Lets settle a few myths about airbags.
Author: Jack Date Posted:18 October 2017
Its time to settle some common misconceptions about airbags (the load assist kind, not the hit you in the face when you crash kind).
We see it all the time, somebody will ask about fitting airbags to their vehicle and they are bamboozled with a dozen uneducated responses of "Airbags will cause your chassis to bend". Let's settle a couple of myths.
"Airbags put the load where it isn't meant to go"
This is the most common response to the age-old airbag question. This is a bit of a two-part answer.
Firstly, on leaf spring airbag kits, the bumpstop is removed and replaced with the airbag. Where the bumpstop is mounted is one of the most reinforced parts of the chassis, this is because it is designed to take a large impact and sharp jolt directly on it from the bump stop. When replacing the bump stop with the airbag, the sharp jolt is replaced with a cushioning progressive load application. This progressive load application is a lot more forgiving on the chassis as there are fewer sharp impacts on the chassis.
Secondly, when fitting the airbag, you aren't moving all of the load from the leaf springs to the airbag, but you are sharing the load and weight of the vehicle across 3 points, instead of the 2 points with leaf springs only.
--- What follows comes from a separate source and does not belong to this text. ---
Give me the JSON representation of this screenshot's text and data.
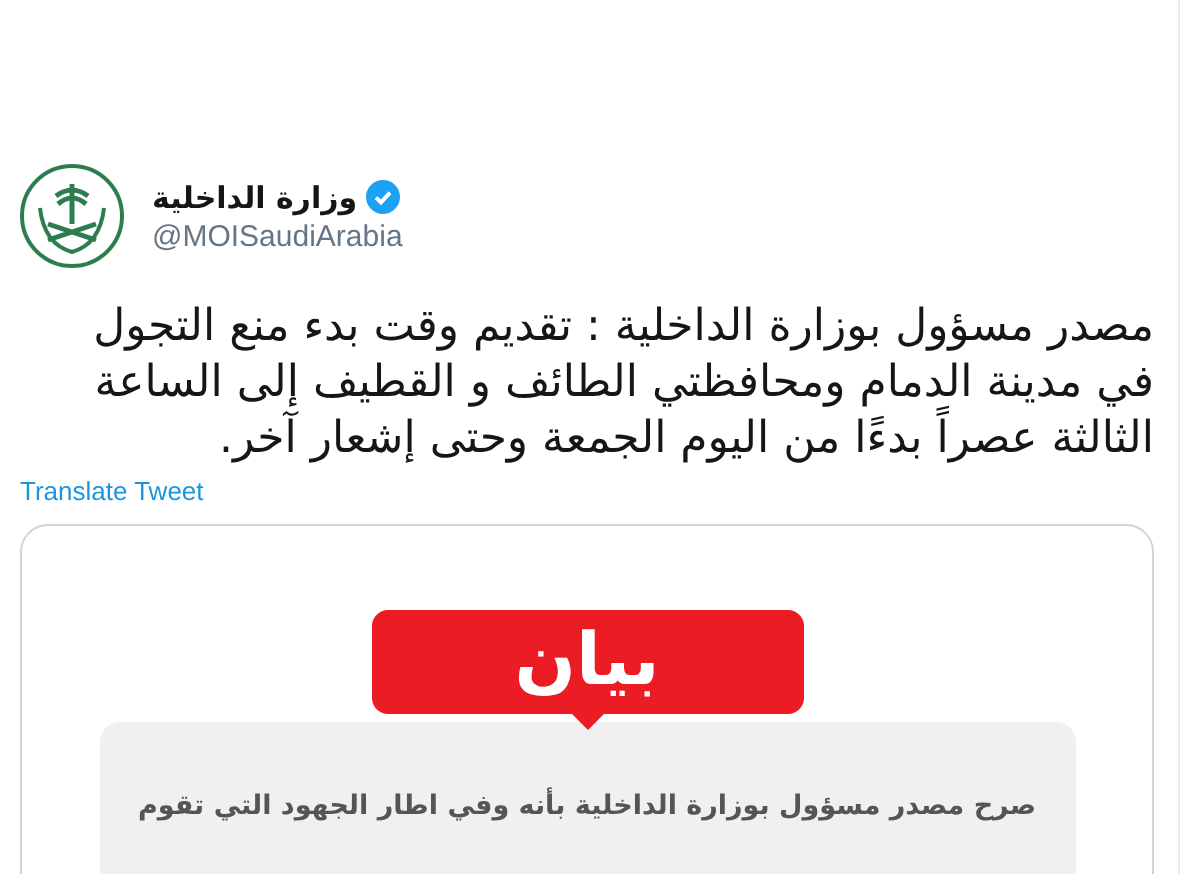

Airbag Man have gone the extra mile with this, by hiring an independent engineer to assess & measure the stress on a chassis fitted with and without airbags. With the fitment of airbags to the vehicle, amazingly the chassis was under less stress than without airbags fitted! Make sure to have a look at the image at the bottom of this page to read this independent engineering analysis.
The points above are for a leaf sprung vehicle, on a coil sprung vehicle, the airbag is fitted inside the coil spring and is applying the load to the exact same location as the coil springs. Simply put, the chassis will be under the same load with or without fitting airbags to the vehicle.
"But some of the vehicles I see with a bent chassis have airbags fitted"
This may be true, but it is obvious the placement of the airbag is not causing the chassis to bend. Every vehicle that I have seen (both in person and in picture) has had the bend in the chassis in front of the axle, and usually on or around the kick in the chassis behind the cab. This is because the location of the kick in the chassis (which is there to raise the chassis up to maintain proper axle-chassis clearance) is a weaker part of the chassis.
If the airbag was going to cause a bend in the chassis due to where the load is being applied, you would expect the airbag to be the fulcrum or pivot point, and the chassis behind the airbag would be the bend location.
"Well, why do these vehicles bend?"
Every vehicle has the following maximum weights it must stay under:
- GVM - The maximum the vehicle can weigh
- GCM - The maximum the vehicle and its trailer can weigh (together)
- Towball Weight - The maximum download that can be applied to the towball.
Every vehicle manufacturer sets these guidelines with the vehicle's handling, suspension, braking and most importantly the vehicle's chassis. These weights are tested & applied by the manufacturer on bitumen, with offroading usually forgotten about. When you are offroad, or on the beach, the vehicle's chassis is under a lot more stress with every large washout or jolt.
When a vehicle is overloaded (over GVM, GVM or Max towball weight) the vehicle's chassis is under extreme stress, and with a large jolt from a washout, it is a recipe for a bent chassis.
"So what does an overloaded chassis have in common with airbags"
Without airbags fitted to a vehicle, it is very easy to see that it is overloaded, the suspension is heavily sagged down and it looks extremely heavy.
A lot of drivers will now see that the vehicle is sagged, fit airbags and pump them up until the vehicle is sitting level. They now feel that because the vehicle is sitting level that there are no issues, but the chassis is overloaded and failure is imminent.
"So how can I be sure that my chassis will not bend"
Its easy, Stay within the weight guidelines for the vehicle.
The airbags do not cause any negative effects on the chassis, but will give you a false sense of security by thinking that because your overloaded vehicle is sitting level, it is fine.
Airbags are fine to use on all vehicles, but when using airbags, use your head and remember the weight guidelines set out by the manufacturer.